Uruguayan novelist Juan Carlos Onetti is probably the least known of the great Latin American writers of the twentieth century. Mario Vargas Llosa credited him with writing the first modern Latin American novel, a sentiment echoed by Carlos Fuentes who said, on the same topic of modernity:
“That civilization, far from providing happiness or a sense of identity or the discovery of common values, was a new alienation, a more profound fragmentation, a more troublesome loneliness. No one came to see this better or sooner than the great Uruguayan novelist, Juan Carlos Onetti.”
No Man’s Land is Onetti’s second novel, originally published in 1941, and not translated into English (by Peter Bush, Onetti’s main translator) until 1994. The novel begins dramatically with a sudden knocking, and a gun:
“Once more the anguish of wakefulness and all because of three measured knocks on the door. He sat there, shaking his head in the dark. The knocks went bang, bang, bang. His hand felt for the gun butt on the counterpane.”
The weapon in Oscar’s hand is unnecessary: the man knocking at the door, Larsen, is a friend, as far as friendship means anything in Onetti’s world. He comes with a warning: “You know they were out looking for you last night,” offering him a lawyer’s card and the advice he should give himself up. Oscar calls the lawyer, but the phone rings unanswered.
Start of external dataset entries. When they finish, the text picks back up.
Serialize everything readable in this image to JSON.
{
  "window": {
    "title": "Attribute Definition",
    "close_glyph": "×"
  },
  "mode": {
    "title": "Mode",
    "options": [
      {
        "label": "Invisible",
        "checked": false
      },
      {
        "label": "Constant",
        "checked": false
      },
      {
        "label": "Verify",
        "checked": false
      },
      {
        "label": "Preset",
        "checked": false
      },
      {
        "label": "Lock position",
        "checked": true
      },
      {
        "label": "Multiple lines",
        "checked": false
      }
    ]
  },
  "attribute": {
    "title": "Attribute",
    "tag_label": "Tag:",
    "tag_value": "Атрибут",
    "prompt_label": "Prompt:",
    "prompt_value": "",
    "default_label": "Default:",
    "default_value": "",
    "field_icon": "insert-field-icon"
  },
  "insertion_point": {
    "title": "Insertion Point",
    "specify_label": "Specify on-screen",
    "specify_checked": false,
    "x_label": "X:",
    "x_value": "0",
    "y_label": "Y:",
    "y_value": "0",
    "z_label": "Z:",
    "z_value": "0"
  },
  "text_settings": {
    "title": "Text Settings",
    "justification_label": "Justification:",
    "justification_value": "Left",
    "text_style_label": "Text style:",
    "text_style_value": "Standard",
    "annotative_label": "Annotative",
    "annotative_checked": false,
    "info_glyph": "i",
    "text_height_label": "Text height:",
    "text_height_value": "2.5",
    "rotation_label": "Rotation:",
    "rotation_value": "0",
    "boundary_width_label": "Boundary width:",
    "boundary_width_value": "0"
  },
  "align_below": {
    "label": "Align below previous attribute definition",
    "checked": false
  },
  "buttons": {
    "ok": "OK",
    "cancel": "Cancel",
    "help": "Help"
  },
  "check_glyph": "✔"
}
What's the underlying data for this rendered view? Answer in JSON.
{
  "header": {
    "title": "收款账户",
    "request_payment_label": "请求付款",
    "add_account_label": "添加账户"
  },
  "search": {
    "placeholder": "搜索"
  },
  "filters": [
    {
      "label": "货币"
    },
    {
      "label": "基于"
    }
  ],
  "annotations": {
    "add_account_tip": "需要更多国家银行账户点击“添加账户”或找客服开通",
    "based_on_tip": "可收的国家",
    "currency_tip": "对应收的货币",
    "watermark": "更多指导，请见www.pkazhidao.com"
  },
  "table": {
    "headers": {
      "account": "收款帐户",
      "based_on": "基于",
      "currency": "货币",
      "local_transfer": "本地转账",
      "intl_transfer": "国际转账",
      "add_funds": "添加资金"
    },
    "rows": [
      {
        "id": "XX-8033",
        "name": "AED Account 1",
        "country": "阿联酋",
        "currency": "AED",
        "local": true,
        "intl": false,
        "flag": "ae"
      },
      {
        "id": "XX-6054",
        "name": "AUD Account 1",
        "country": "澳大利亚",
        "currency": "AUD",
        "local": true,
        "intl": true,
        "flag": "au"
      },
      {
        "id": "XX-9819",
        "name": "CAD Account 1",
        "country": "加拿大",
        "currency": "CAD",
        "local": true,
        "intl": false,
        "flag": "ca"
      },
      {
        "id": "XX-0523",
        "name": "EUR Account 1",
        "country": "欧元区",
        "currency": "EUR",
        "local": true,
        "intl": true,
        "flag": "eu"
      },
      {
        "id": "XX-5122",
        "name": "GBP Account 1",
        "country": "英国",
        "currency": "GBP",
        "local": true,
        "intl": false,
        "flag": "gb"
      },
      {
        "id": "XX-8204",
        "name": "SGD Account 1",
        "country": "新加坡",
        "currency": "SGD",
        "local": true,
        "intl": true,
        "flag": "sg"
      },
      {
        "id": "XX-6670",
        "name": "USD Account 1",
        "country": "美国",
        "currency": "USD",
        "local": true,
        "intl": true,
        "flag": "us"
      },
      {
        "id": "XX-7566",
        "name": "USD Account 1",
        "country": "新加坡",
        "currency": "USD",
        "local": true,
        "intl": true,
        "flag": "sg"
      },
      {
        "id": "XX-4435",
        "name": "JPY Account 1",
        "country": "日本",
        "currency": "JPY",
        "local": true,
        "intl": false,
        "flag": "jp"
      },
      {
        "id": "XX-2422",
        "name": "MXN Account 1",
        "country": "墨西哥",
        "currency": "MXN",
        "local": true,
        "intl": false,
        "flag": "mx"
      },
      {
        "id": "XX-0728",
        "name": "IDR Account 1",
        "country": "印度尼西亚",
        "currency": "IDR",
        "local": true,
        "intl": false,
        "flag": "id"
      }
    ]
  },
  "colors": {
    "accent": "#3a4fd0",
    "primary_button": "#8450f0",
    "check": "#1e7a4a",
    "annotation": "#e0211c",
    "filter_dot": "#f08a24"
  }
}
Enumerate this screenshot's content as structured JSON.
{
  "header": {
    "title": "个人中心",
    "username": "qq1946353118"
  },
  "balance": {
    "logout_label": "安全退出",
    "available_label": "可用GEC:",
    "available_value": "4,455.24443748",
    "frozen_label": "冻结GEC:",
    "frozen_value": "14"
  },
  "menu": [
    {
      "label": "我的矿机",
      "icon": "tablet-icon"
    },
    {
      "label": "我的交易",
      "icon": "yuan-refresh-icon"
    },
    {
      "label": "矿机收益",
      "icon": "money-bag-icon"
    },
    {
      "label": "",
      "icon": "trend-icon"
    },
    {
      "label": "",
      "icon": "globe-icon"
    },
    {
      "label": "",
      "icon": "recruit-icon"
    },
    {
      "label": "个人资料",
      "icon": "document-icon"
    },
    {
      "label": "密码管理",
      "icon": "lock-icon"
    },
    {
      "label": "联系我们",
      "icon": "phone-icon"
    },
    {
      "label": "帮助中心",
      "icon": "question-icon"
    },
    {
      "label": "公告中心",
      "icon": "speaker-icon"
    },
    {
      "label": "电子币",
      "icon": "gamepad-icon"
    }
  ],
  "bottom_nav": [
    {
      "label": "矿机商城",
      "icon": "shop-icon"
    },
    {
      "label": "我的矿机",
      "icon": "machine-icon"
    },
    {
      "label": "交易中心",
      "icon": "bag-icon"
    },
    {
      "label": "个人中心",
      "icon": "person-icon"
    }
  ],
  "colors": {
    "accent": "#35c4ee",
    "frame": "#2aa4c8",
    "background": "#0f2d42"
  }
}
The ringing phone, rather than the gun, is the key prop in both this scene, and in the discounted society Onetti will portray over the course of the novel. The gun, whatever Chekhov says, will soon be forgotten – this is a novel of inaction rather than action. The unanswered phone – which features in short scene of its own revealing that it is within hand’s reach of someone – illustrates the inability of the novel’s characters to communicate, and also something of the effect the novel has on the reader. Onetti may borrow his style – the short, staccato sentences – from hard-boiled pulp fiction, but the tension which they build is never released. Larson, Oscar and Aranzuru (the lawyer) will reappear, part of the novel’s rotating cast of characters, but the plotline which has seemingly been set in motion will simply ring out.
Though Larsen will reappear in later Onetti’s novels (The Shipyard and Body Snatcher), Aranzuru is the closest we have to a main character in No Man’s Land. Like so many of Onetti’s characters, he drifts through life, unshackled but aimless (The onset of the Second World War in the background, and the Hitler-Stalin Pact in particular, add further to the sense of life’s meaninglessness):
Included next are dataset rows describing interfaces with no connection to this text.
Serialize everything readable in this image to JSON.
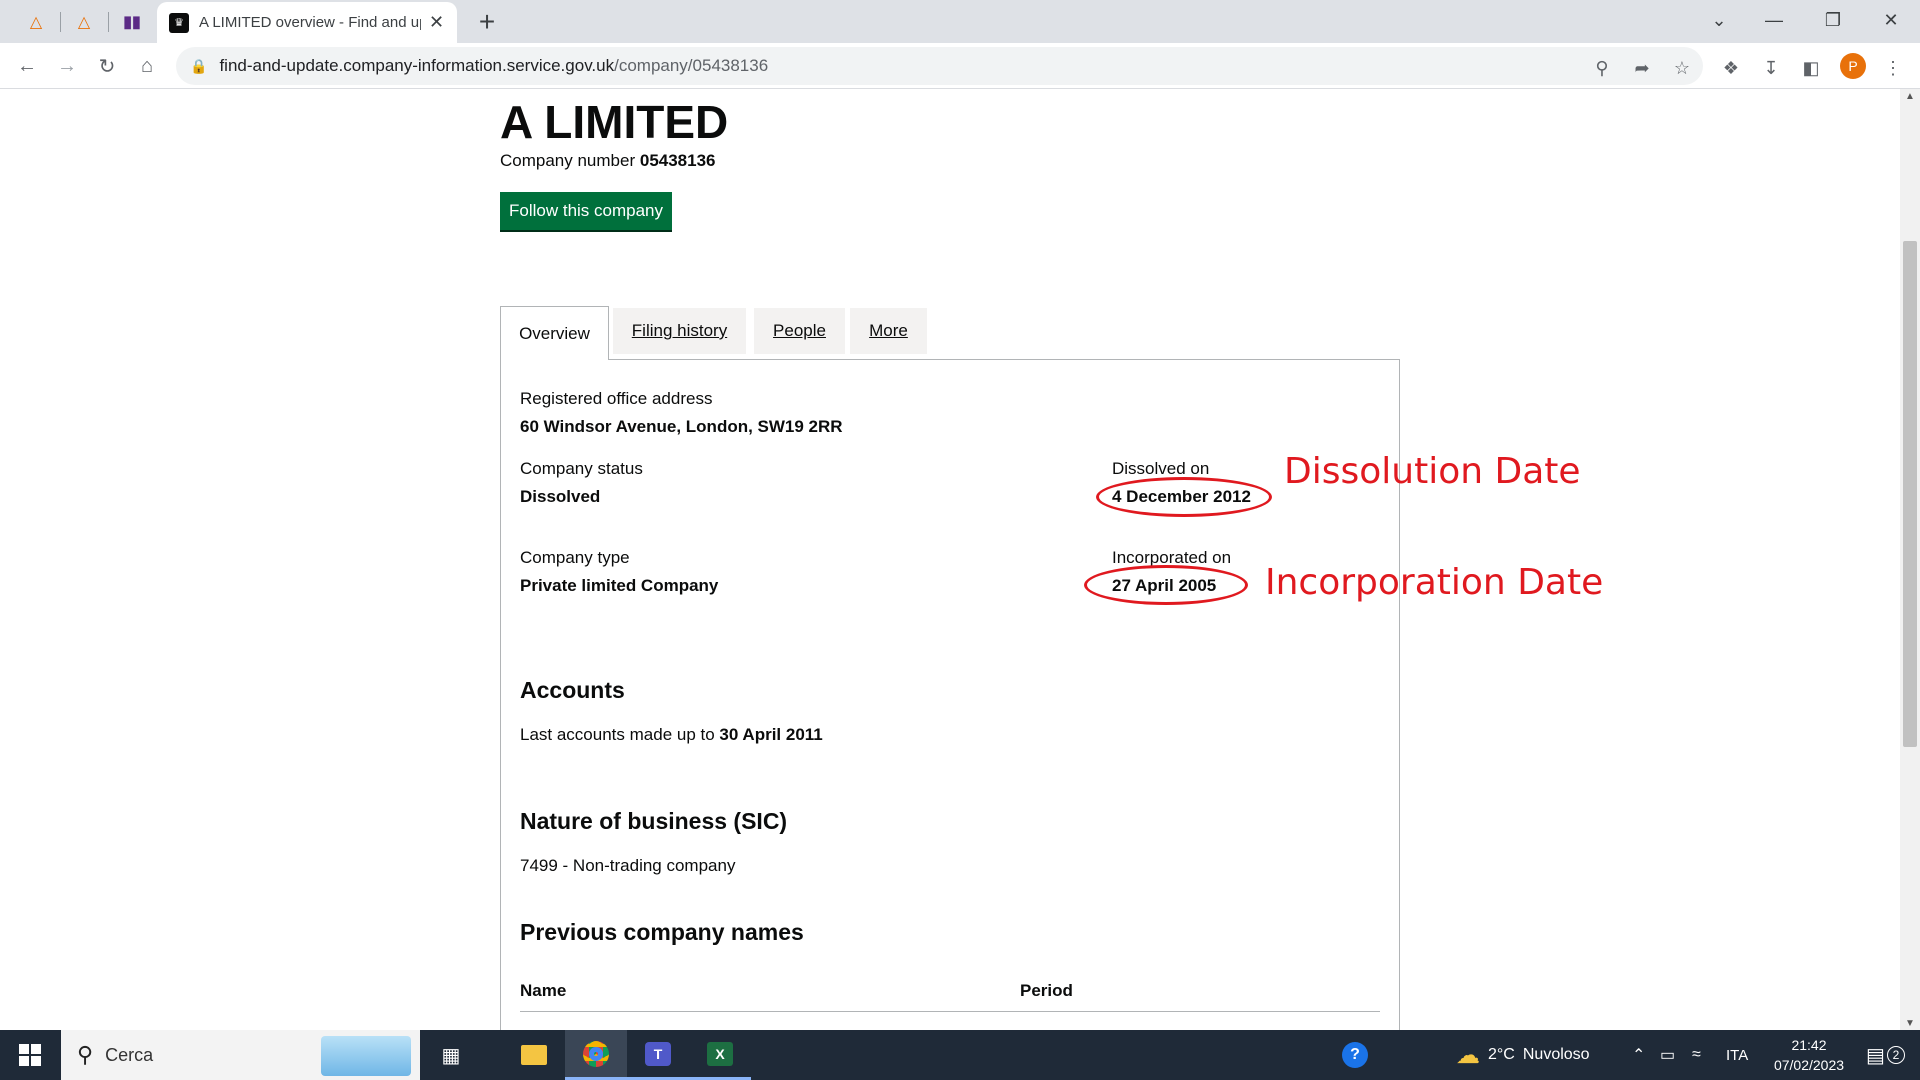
{
  "browser": {
    "tab_title": "A LIMITED overview - Find and update company information - GOV.UK",
    "url_host": "find-and-update.company-information.service.gov.uk",
    "url_path": "/company/05438136",
    "profile_initial": "P"
  },
  "company": {
    "name": "A LIMITED",
    "number_label": "Company number",
    "number": "05438136",
    "follow_label": "Follow this company"
  },
  "tabs": [
    "Overview",
    "Filing history",
    "People",
    "More"
  ],
  "overview": {
    "address_label": "Registered office address",
    "address": "60 Windsor Avenue, London, SW19 2RR",
    "status_label": "Company status",
    "status": "Dissolved",
    "dissolved_label": "Dissolved on",
    "dissolved_date": "4 December 2012",
    "type_label": "Company type",
    "type": "Private limited Company",
    "incorporated_label": "Incorporated on",
    "incorporated_date": "27 April 2005"
  },
  "accounts": {
    "heading": "Accounts",
    "text": "Last accounts made up to",
    "date": "30 April 2011"
  },
  "nature": {
    "heading": "Nature of business (SIC)",
    "sic": "7499 - Non-trading company"
  },
  "previous_names": {
    "heading": "Previous company names",
    "col_name": "Name",
    "col_period": "Period"
  },
  "annotations": {
    "dissolution": "Dissolution Date",
    "incorporation": "Incorporation Date",
    "color": "#e0191f"
  },
  "taskbar": {
    "search_placeholder": "Cerca",
    "weather_temp": "2°C",
    "weather_text": "Nuvoloso",
    "language": "ITA",
    "time": "21:42",
    "date": "07/02/2023",
    "notification_count": "2"
  },
  "colors": {
    "gov_green": "#00703c",
    "chrome_frame": "#dee1e6",
    "taskbar": "#1f2a38"
  }
}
“He felt that man’s friendship with the earth was at an end. What were they to him, the colours in the sky, the stunted city trees, the shadowy crowds and odd solitary window lit up in the night? What were they to him, the things that make up life, thousands of them creating life itself, like words shaping into a sentence?”
He dreams of escape – to an island “not on the maps…Not a single white man, it’s the only one left.” It’s a dream, however, which he circles round, never daring to approach until the near the end. Typically, when given money that would allow him to change his life, he soon finds excuses to give it, in turn, to someone else. It’s not surprising that Onetti has frequently been linked with existentialism, Michael Wood once commenting:
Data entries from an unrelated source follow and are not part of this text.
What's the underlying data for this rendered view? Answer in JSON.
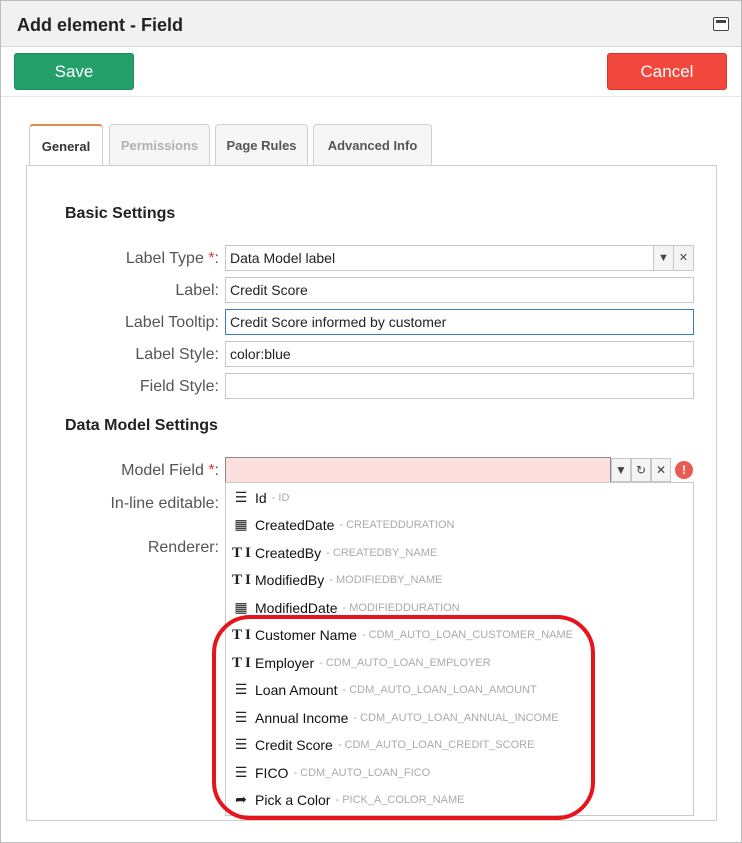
{
  "dialog": {
    "title": "Add element - Field"
  },
  "toolbar": {
    "save_label": "Save",
    "cancel_label": "Cancel"
  },
  "tabs": [
    {
      "label": "General",
      "state": "active"
    },
    {
      "label": "Permissions",
      "state": "disabled"
    },
    {
      "label": "Page Rules",
      "state": "normal"
    },
    {
      "label": "Advanced Info",
      "state": "normal"
    }
  ],
  "basic_settings": {
    "title": "Basic Settings",
    "label_type": {
      "label": "Label Type",
      "value": "Data Model label"
    },
    "label": {
      "label": "Label:",
      "value": "Credit Score"
    },
    "label_tooltip": {
      "label": "Label Tooltip:",
      "value": "Credit Score informed by customer"
    },
    "label_style": {
      "label": "Label Style:",
      "value": "color:blue"
    },
    "field_style": {
      "label": "Field Style:",
      "value": ""
    }
  },
  "data_model_settings": {
    "title": "Data Model Settings",
    "model_field": {
      "label": "Model Field",
      "value": ""
    },
    "inline_editable": {
      "label": "In-line editable:"
    },
    "renderer": {
      "label": "Renderer:"
    }
  },
  "required_marker": "*",
  "colon": ":",
  "dropdown": {
    "items": [
      {
        "name": "Id",
        "code": "- ID",
        "icon": "list-icon"
      },
      {
        "name": "CreatedDate",
        "code": "- CREATEDDURATION",
        "icon": "calendar-icon"
      },
      {
        "name": "CreatedBy",
        "code": "- CREATEDBY_NAME",
        "icon": "text-type-icon"
      },
      {
        "name": "ModifiedBy",
        "code": "- MODIFIEDBY_NAME",
        "icon": "text-type-icon"
      },
      {
        "name": "ModifiedDate",
        "code": "- MODIFIEDDURATION",
        "icon": "calendar-icon"
      },
      {
        "name": "Customer Name",
        "code": "- CDM_AUTO_LOAN_CUSTOMER_NAME",
        "icon": "text-type-icon"
      },
      {
        "name": "Employer",
        "code": "- CDM_AUTO_LOAN_EMPLOYER",
        "icon": "text-type-icon"
      },
      {
        "name": "Loan Amount",
        "code": "- CDM_AUTO_LOAN_LOAN_AMOUNT",
        "icon": "list-icon"
      },
      {
        "name": "Annual Income",
        "code": "- CDM_AUTO_LOAN_ANNUAL_INCOME",
        "icon": "list-icon"
      },
      {
        "name": "Credit Score",
        "code": "- CDM_AUTO_LOAN_CREDIT_SCORE",
        "icon": "list-icon"
      },
      {
        "name": "FICO",
        "code": "- CDM_AUTO_LOAN_FICO",
        "icon": "list-icon"
      },
      {
        "name": "Pick a Color",
        "code": "- PICK_A_COLOR_NAME",
        "icon": "share-arrow-icon"
      }
    ]
  },
  "colors": {
    "save": "#23a06a",
    "cancel": "#f2473d",
    "required": "#e53935",
    "error_fill": "#fde0de",
    "highlight": "#e8141c"
  }
}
“He was an existentialist before he read Sartre, but everybody else had read Sartre before they read Onetti.”
Focusing on Aranzura, however, does not truthfully represent the experience of reading the novel which, I think it’s fair to say, can be a frustrating one. Onetti introduces at least ten characters in the first chapter, identified only by name, with little indication of existing relationships. Explanatory narrative is non-existent, and, like a badly edited film, chapters do not begin from any point we have previously paused at. There are some piercing moments (a one page chapter on an abortion, for example) but the overall sensation is of entering the disconnected, meaningless world of the characters.
Persistence pays off, however, as you reach the final third of the novel and the cumulative effect begins to tell on the reader; when the trigger is finally, pointlessly, pulled it is almost a relief. The final pages feature trams, train stations and docks, but, unsurprisingly, Aranzura remains “becalmed,
”…alone at the centre of the huge circle closed by the horizon.”
Onetti is not a writer to turn to for light relief, or indeed any kind of relief, but his portrait of a fractured, dislocated society still feels modern today.